barrettrossie

I don't know the exact numbers, but I've read in a couple of places that Square is less expensive for small merchants than traditional credit card merchant accounts. They even have a new service where, once you're set up, you just say your name... and Square works with your phone that's still in your pocket to complete the transaction.

 

Of course, we all have a long way to go to catch up with @jasonkonopinski ... :-)  

wonderoftech
wonderoftech

Hi Jayme, I think you're talking about Square, which enables vendors to accept credit card payments using their smartphone or iPad. Square isn't free, but I agree with you, the convenience of doing business that way must increase revenues to compensate for the fees. The growth of Square has been phenomenal, even though PayPal has had a similar mobile payment service for years.

 

I imagine that the future is NFC payments where everyone's cell phone will be their wallet and payments can be made by tapping phones and entering a passcode.

rdopping
rdopping

It's just easier for all including the retailer and who doesn't want their money right away?

 

Grass roots is grass roots though. I was at an outdoor art show this summer in a local park downtown (Toronto) - huge - maybe 150 vendors with food trucks and the whole bit. We actually commented on the fact that most of these independent artists all sold from their websites (the one's we spoke to) and the from the number of posters, cards,etc most were advertising their websites. What was cool was if we likes an artist we could tag their site on our phones and go back or order right from there.

 

Many had electronic payment systems right there but as many didn't. 

 

We didn't ask about it (who would) so no idea on why the disparity there. All of downtown TO is a hot spot - wifi everywhere - so it's not because access is an issue.

 

I think @jasonkonopinski is bang on at least from what I have seen.

Latest blog post:

jennwhinnem
jennwhinnem

Square really isn't that expensive. It takes less of the cut than a regular credit card machine. But I too would love to hear a retailer come back on this.

jasonkonopinski
jasonkonopinski

I've used Square to settle client invoices for quite sometime.
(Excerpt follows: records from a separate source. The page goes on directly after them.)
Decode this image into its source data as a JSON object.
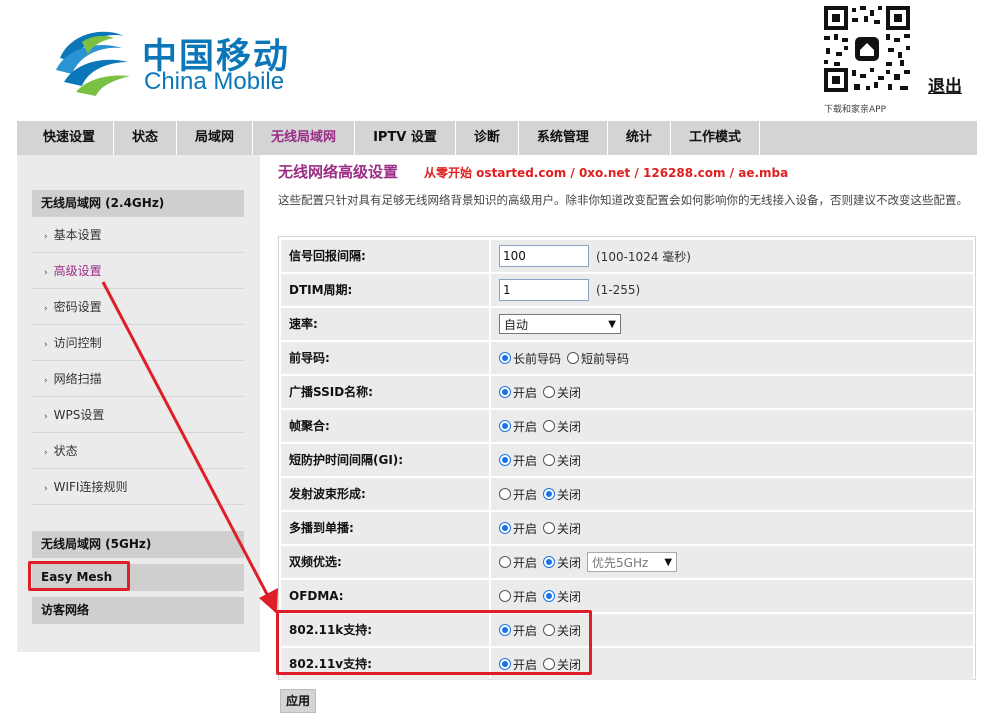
{
  "brand": {
    "name_cn": "中国移动",
    "name_en": "China Mobile",
    "qr_caption": "下载和家亲APP",
    "color": "#0b77b8"
  },
  "header": {
    "logout_label": "退出"
  },
  "nav": {
    "items": [
      "快速设置",
      "状态",
      "局域网",
      "无线局域网",
      "IPTV 设置",
      "诊断",
      "系统管理",
      "统计",
      "工作模式"
    ],
    "active": "无线局域网"
  },
  "sidebar": {
    "group_24": "无线局域网 (2.4GHz)",
    "items": [
      "基本设置",
      "高级设置",
      "密码设置",
      "访问控制",
      "网络扫描",
      "WPS设置",
      "状态",
      "WIFI连接规则"
    ],
    "active": "高级设置",
    "group_5g": "无线局域网 (5GHz)",
    "easy_mesh": "Easy Mesh",
    "guest": "访客网络"
  },
  "main": {
    "title": "无线网络高级设置",
    "watermark": "从零开始 ostarted.com / 0xo.net / 126288.com / ae.mba",
    "description": "这些配置只针对具有足够无线网络背景知识的高级用户。除非你知道改变配置会如何影响你的无线接入设备，否则建议不改变这些配置。",
    "apply_label": "应用"
  },
  "form": {
    "beacon": {
      "label": "信号回报间隔:",
      "value": "100",
      "hint": "(100-1024 毫秒)"
    },
    "dtim": {
      "label": "DTIM周期:",
      "value": "1",
      "hint": "(1-255)"
    },
    "rate": {
      "label": "速率:",
      "value": "自动"
    },
    "preamble": {
      "label": "前导码:",
      "opt1": "长前导码",
      "opt2": "短前导码",
      "selected": 1
    },
    "ssid_broadcast": {
      "label": "广播SSID名称:",
      "opt1": "开启",
      "opt2": "关闭",
      "selected": 1
    },
    "aggregation": {
      "label": "帧聚合:",
      "opt1": "开启",
      "opt2": "关闭",
      "selected": 1
    },
    "short_gi": {
      "label": "短防护时间间隔(GI):",
      "opt1": "开启",
      "opt2": "关闭",
      "selected": 1
    },
    "beamforming": {
      "label": "发射波束形成:",
      "opt1": "开启",
      "opt2": "关闭",
      "selected": 2
    },
    "mcast_to_ucast": {
      "label": "多播到单播:",
      "opt1": "开启",
      "opt2": "关闭",
      "selected": 1
    },
    "band_steering": {
      "label": "双频优选:",
      "opt1": "开启",
      "opt2": "关闭",
      "selected": 2,
      "select_value": "优先5GHz"
    },
    "ofdma": {
      "label": "OFDMA:",
      "opt1": "开启",
      "opt2": "关闭",
      "selected": 2
    },
    "dot11k": {
      "label": "802.11k支持:",
      "opt1": "开启",
      "opt2": "关闭",
      "selected": 1
    },
    "dot11v": {
      "label": "802.11v支持:",
      "opt1": "开启",
      "opt2": "关闭",
      "selected": 1
    }
  },
  "colors": {
    "accent": "#9b2d86",
    "annotation_red": "#e01e2a",
    "radio_blue": "#1a73e8"
  }
}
Per swipe, Square charges 2.75% and introduced a flat-rate annual fee of $275 this past August (as long as you do less than $250K in credit card sales per year/$20K per month). 

 

Mobile payments is a competitive market, but smartphone adoption still lags.  

Latest blog post: A Word of Thanks & Gratitude
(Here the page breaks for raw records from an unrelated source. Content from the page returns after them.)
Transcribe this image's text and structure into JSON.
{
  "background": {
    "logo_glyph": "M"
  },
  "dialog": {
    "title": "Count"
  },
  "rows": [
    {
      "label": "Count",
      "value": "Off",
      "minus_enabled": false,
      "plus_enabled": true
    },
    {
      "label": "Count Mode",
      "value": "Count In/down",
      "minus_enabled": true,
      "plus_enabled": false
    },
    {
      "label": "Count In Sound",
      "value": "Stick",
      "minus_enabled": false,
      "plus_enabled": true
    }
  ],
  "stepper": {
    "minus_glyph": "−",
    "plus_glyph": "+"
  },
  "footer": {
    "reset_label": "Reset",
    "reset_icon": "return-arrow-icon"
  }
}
Soulati | Hybrid PR
Soulati | Hybrid PR moderator

 @jennwhinnem Thanks for being earlier to the party than I today! That's tres impressive! Agree...what would make a dude NOT engage in mobile payments? I bet I'm spot on with that smartphone thing. He doesn't have one.

rdopping
rdopping

@Soulati | B2B Social Media Marketing @jasonkonopinski Ha! Did you coin that? Social business? Love it.

Latest blog post:

Soulati | Hybrid PR
Soulati | Hybrid PR moderator

 @jasonkonopinski Wow...fascinating, Jason! I'm so not in the know about this, and did you ever use PayPal?  I thought I'd never need it until I got my first international client. Thanks for sharing this..."smartphone adoption still lags." 

 

I can't fathom this as these retailers who sell at art shows typically are without websites (a jeweler I've befriended has NO interest in a website) and apparently aren't buying the need for a smartphone. 

 

I don't understand. 

Trackbacks